Section: Scientific Foundations
One of the most important research directions in mathematical finance after Merton, Black and Scholes is the modeling of the so called implied volatility smile , that is, the fact that different traded options on the same underlying have different Black-Scholes implied volatilities. The smile phenomenon clearly indicates that the Black-Scholes model with constant volatility does not provide a satisfactory explanation of the prices observed in the market and has led to the appearance of a large variety of extensions of this model aiming to overcome the above difficulty. Some popular model classes are: the local volatility models (where the stock price volatility is a deterministic function of price level and time), diffusions with stochastic volatility, jump-diffusions, and so on. An essential step in using any such approach is the model calibration , that is, the reconstruction of model parameters from the prices of traded options. The main difficulty of the calibration problem comes from the fact that it is an inverse problem to that of option pricing and as such, typically ill-posed.

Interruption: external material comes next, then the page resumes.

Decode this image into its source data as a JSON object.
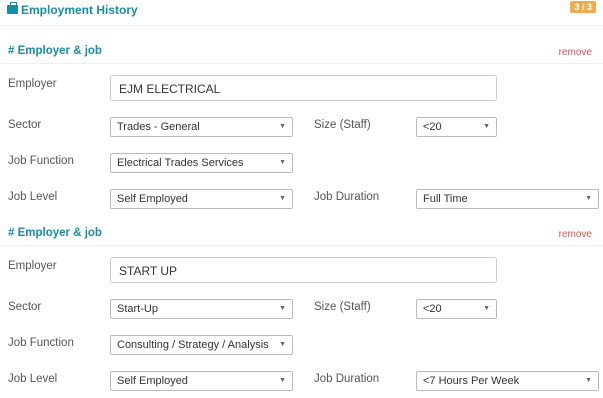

The calibration problem is yet more complex in the interest rate markets since in this case the empirical data that can be used include a wider variety of financial products from standard obligations to swaptions (options on swaps). The underlying model may belong to the class of short rate models like Hull-White  ,  , CIR  , Vasicek  , etc. or to the popular class of LIBOR (London Interbank Offered Rates) market models like BGM  .
The choice of a particular model depends on the financial products available for calibration as well as on the problems in which the result of the calibration will be used.

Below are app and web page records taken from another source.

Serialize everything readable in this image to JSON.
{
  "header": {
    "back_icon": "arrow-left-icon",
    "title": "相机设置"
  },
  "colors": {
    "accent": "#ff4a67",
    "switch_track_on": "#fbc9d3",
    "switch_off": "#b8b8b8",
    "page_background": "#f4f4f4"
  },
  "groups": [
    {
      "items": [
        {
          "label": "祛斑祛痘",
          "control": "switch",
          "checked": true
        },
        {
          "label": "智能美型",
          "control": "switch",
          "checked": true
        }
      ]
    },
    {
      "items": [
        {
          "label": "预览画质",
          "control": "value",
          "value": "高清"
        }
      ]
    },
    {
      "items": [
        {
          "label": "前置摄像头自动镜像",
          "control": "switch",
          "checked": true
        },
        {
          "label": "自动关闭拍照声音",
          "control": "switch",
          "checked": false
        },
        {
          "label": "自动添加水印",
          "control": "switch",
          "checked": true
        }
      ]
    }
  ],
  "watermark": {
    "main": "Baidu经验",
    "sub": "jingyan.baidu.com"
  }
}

The calibration problem is of particular interest for MathFi project because due to its high numerical complexity, it is one of the domains of mathematical finance where efficient computational algorithms are most needed.